At an impromptu meeting Sunday, the Wrangell assembly unanimously voted in favor of a “shelter in place” order. This is similar to statewide mandates in New York and California, and now, in Alaska municipalities like Ketchikan and Sitka.

Wrangell’s take on this looks like efforts throughout the nation. Residents should only leave their homes for grocery shopping, checking the mail box, filling prescriptions and other essential activities. Likewise, if you provide an essential service at your job, expect to keep working.

“If you are in what I’d call the supply chain, we need to keep stores open,” Mayor Steve Prysunka says. “By no means is this meant to shut down those organizations and businesses.”

If workplaces can function remotely, then there’s no need to shut down.

City officials reiterated this does not limit folks from outdoor activities, just outdoor gatherings.

The city issued its first local mandate last week, which banned gatherings or ten or more people.  Since then, the city has discussed how these measures can actually be enforced.

“We cannot create a law that puts people in jail for what we’re doing,” Prysunka says. “At the end of the day, to be honest with everyone, this is voluntary.”

Police can issue warnings, fines and misdemeanor charges. The police told KSTK Friday that it had not had not issued any fines or charges at that time.

The city has been direct with businesses, regarding its expectations. The city reached out to bars and restaurants last week.
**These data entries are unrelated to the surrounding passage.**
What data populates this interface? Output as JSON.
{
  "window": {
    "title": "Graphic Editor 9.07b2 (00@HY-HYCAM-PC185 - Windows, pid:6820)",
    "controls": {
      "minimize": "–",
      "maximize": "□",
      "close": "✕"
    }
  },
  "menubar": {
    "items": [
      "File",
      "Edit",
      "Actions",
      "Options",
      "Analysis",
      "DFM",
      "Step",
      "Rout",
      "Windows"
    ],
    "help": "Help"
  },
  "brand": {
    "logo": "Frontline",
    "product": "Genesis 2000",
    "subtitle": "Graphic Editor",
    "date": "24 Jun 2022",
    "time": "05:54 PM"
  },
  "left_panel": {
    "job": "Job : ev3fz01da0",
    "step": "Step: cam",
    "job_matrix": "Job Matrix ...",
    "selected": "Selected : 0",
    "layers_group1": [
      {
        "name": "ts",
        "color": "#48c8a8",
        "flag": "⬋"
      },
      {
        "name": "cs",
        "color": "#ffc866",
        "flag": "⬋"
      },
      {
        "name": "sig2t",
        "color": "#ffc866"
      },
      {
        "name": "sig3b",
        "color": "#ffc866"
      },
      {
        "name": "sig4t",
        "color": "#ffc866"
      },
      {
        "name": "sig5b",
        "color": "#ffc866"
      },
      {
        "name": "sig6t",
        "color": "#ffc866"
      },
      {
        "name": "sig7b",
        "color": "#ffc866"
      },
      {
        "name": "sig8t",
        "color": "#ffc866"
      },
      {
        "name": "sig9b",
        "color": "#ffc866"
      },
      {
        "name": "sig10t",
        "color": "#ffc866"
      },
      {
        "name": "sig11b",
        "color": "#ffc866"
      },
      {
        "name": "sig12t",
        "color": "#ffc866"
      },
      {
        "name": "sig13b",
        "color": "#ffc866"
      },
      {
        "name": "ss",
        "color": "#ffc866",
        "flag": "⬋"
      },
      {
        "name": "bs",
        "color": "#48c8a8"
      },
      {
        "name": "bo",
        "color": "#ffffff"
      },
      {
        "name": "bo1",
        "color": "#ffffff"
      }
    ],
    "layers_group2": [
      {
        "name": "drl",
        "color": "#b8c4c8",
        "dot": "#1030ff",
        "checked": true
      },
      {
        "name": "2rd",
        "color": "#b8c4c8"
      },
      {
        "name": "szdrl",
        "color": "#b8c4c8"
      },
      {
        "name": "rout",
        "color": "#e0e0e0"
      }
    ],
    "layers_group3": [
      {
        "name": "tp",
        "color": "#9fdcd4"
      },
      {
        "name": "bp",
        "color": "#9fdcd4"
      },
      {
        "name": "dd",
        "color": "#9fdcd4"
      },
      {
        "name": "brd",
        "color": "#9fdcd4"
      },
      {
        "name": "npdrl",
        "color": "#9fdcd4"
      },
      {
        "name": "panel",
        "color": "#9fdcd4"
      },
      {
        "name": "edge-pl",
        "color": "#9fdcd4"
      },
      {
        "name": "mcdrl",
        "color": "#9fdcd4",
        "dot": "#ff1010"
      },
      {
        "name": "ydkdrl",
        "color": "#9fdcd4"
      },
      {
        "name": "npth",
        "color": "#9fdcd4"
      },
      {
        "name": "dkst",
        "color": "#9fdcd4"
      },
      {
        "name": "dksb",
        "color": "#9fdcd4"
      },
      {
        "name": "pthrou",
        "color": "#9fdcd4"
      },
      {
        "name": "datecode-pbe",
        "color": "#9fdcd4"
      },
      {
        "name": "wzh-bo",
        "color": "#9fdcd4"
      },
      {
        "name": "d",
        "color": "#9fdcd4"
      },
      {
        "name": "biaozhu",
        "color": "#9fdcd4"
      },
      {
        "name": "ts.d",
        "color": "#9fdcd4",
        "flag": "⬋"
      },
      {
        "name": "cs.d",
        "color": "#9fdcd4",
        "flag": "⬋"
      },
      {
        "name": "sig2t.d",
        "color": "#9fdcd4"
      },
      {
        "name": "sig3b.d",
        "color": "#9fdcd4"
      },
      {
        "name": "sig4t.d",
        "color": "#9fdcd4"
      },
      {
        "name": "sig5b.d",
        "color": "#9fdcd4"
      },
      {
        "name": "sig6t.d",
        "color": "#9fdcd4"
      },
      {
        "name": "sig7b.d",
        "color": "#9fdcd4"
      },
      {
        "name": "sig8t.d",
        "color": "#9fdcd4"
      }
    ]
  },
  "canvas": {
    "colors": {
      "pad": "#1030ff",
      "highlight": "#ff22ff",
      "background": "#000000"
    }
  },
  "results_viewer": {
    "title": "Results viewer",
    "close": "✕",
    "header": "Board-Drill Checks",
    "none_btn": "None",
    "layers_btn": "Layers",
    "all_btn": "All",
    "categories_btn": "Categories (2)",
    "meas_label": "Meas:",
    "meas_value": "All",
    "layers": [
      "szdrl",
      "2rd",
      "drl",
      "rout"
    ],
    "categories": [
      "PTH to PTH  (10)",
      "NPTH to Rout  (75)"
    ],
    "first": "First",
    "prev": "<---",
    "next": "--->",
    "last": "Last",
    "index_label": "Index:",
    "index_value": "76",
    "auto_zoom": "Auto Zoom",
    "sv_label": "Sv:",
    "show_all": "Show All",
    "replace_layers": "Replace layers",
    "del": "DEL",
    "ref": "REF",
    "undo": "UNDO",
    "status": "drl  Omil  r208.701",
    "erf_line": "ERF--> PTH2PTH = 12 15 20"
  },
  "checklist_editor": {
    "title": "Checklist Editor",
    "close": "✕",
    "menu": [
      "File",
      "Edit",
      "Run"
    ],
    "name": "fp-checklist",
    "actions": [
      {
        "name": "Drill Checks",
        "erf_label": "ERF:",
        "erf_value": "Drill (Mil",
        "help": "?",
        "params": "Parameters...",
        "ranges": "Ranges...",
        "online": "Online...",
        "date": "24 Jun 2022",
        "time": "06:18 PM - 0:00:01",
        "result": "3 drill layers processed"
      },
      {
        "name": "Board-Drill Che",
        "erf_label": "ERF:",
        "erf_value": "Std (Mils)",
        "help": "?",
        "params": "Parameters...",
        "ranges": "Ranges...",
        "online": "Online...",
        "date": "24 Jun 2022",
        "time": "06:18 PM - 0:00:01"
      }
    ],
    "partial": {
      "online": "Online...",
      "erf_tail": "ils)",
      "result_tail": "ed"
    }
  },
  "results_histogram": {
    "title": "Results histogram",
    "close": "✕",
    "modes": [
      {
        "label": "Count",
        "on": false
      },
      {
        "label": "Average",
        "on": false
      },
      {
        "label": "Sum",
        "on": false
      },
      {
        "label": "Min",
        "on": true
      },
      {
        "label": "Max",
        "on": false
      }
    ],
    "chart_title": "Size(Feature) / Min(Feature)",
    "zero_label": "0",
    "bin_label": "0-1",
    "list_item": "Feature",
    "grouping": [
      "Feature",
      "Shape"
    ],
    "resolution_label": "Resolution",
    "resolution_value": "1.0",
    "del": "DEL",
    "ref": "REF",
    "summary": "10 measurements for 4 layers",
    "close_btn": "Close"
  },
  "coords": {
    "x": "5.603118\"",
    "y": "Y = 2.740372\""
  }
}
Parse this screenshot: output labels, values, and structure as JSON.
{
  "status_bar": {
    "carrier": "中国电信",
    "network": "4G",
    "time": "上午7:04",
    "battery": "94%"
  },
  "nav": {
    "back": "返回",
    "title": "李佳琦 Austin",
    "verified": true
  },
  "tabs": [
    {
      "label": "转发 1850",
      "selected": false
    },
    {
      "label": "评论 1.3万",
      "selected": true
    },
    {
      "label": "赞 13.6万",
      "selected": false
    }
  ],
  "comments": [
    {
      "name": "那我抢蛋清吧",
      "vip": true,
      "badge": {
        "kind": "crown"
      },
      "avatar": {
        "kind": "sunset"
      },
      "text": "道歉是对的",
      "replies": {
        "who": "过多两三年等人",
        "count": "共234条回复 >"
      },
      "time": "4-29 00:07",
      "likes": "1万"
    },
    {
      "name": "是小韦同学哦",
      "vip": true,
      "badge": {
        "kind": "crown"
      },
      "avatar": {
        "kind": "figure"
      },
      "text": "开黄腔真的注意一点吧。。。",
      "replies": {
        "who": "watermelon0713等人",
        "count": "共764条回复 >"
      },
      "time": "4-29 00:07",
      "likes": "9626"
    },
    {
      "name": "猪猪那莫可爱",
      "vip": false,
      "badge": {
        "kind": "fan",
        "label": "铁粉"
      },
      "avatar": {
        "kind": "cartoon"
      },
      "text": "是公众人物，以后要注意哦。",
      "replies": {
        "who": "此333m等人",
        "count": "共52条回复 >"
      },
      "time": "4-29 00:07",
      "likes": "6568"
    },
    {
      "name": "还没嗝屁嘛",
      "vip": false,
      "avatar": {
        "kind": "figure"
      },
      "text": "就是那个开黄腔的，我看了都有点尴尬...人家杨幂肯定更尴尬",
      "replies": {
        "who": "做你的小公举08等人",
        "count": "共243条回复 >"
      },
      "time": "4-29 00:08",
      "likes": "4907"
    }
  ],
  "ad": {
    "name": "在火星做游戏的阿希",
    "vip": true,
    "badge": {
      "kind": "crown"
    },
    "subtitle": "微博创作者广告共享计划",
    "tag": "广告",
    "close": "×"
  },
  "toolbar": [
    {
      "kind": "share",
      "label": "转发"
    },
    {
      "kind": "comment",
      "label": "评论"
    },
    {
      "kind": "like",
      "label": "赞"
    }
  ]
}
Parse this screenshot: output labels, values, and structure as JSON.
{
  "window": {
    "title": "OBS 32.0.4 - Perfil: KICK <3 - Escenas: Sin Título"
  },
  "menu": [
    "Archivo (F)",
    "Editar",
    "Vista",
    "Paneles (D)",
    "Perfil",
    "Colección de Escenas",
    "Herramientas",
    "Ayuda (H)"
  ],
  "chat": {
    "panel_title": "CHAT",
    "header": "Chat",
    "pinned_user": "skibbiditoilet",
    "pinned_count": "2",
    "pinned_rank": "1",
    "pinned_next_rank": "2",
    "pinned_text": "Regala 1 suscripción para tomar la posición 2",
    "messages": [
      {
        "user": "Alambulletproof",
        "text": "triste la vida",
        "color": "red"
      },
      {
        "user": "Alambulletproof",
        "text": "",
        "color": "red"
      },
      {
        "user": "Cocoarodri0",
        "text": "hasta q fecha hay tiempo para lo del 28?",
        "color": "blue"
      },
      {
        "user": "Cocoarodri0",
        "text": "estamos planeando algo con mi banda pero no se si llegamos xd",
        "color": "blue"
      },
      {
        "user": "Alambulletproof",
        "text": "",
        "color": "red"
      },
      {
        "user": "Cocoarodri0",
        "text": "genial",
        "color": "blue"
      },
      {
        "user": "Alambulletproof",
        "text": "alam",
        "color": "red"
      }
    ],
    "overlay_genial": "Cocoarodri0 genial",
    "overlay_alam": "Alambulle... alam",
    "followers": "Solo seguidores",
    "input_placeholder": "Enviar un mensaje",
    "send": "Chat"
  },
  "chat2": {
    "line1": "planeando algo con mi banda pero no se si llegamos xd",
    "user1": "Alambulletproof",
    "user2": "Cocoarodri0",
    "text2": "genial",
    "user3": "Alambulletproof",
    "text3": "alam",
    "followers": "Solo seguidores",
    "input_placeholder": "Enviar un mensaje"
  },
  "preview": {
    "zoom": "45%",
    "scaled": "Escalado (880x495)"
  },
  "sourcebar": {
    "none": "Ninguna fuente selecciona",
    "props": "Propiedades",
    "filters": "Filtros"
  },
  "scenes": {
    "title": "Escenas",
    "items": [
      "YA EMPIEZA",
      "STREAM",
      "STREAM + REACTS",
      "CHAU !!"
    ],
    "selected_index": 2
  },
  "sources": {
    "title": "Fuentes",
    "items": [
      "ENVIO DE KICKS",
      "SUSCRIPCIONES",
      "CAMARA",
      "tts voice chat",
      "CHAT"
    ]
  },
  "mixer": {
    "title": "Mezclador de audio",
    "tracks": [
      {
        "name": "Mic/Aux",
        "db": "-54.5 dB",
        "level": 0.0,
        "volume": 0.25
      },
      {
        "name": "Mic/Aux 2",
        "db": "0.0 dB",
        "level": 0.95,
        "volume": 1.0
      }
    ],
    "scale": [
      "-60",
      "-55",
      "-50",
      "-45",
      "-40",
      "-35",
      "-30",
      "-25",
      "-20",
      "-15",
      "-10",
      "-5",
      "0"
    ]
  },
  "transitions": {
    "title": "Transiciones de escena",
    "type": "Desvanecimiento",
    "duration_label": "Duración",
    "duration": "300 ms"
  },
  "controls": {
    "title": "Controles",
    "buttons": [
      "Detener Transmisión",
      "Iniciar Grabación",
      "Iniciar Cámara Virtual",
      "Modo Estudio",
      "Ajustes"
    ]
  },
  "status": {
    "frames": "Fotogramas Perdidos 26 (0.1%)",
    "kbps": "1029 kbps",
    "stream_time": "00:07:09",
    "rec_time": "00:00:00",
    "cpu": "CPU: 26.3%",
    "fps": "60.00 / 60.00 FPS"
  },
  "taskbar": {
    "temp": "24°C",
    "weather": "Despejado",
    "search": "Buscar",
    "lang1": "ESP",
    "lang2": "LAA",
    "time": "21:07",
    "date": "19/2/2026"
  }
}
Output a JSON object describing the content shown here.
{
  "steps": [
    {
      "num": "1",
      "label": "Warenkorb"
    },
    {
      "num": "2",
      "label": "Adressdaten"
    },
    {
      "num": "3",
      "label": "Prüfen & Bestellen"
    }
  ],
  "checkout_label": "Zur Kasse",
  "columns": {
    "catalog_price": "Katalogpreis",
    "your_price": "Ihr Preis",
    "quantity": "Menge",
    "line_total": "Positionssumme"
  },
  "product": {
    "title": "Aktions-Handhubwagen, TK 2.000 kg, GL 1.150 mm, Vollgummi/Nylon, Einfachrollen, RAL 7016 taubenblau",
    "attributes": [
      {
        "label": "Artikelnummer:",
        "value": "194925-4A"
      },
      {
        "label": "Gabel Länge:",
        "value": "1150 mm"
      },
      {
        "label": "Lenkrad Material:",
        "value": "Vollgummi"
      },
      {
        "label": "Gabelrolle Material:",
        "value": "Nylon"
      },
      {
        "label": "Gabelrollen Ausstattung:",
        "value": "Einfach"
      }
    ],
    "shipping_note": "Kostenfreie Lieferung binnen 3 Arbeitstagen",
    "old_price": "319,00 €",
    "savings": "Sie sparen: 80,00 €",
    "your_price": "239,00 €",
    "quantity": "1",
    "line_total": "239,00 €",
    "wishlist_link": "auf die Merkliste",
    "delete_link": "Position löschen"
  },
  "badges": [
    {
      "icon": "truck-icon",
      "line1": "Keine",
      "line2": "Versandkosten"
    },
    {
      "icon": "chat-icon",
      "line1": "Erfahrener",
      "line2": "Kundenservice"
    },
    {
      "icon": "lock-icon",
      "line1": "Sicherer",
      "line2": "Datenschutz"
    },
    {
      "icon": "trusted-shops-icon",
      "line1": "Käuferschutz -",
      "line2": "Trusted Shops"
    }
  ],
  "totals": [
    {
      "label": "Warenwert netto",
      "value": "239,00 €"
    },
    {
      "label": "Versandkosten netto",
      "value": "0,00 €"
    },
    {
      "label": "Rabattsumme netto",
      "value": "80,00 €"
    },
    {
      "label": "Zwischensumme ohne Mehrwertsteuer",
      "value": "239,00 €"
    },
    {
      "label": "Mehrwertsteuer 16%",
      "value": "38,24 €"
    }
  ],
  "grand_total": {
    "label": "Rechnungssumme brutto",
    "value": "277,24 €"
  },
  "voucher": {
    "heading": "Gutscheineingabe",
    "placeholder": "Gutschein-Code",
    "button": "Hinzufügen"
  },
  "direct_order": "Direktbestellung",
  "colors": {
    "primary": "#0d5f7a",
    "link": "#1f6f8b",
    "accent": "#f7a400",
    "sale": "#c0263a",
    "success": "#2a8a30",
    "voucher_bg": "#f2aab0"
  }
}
The city says Sealevel, Alaska Crossings, and the Forest Service have been asked to not bring any new personnel or clients to the island.

The mandate is in effect indefinitely as of Sunday at 6pm. As of Sunday evening, there are no cases of coronavirus on the island.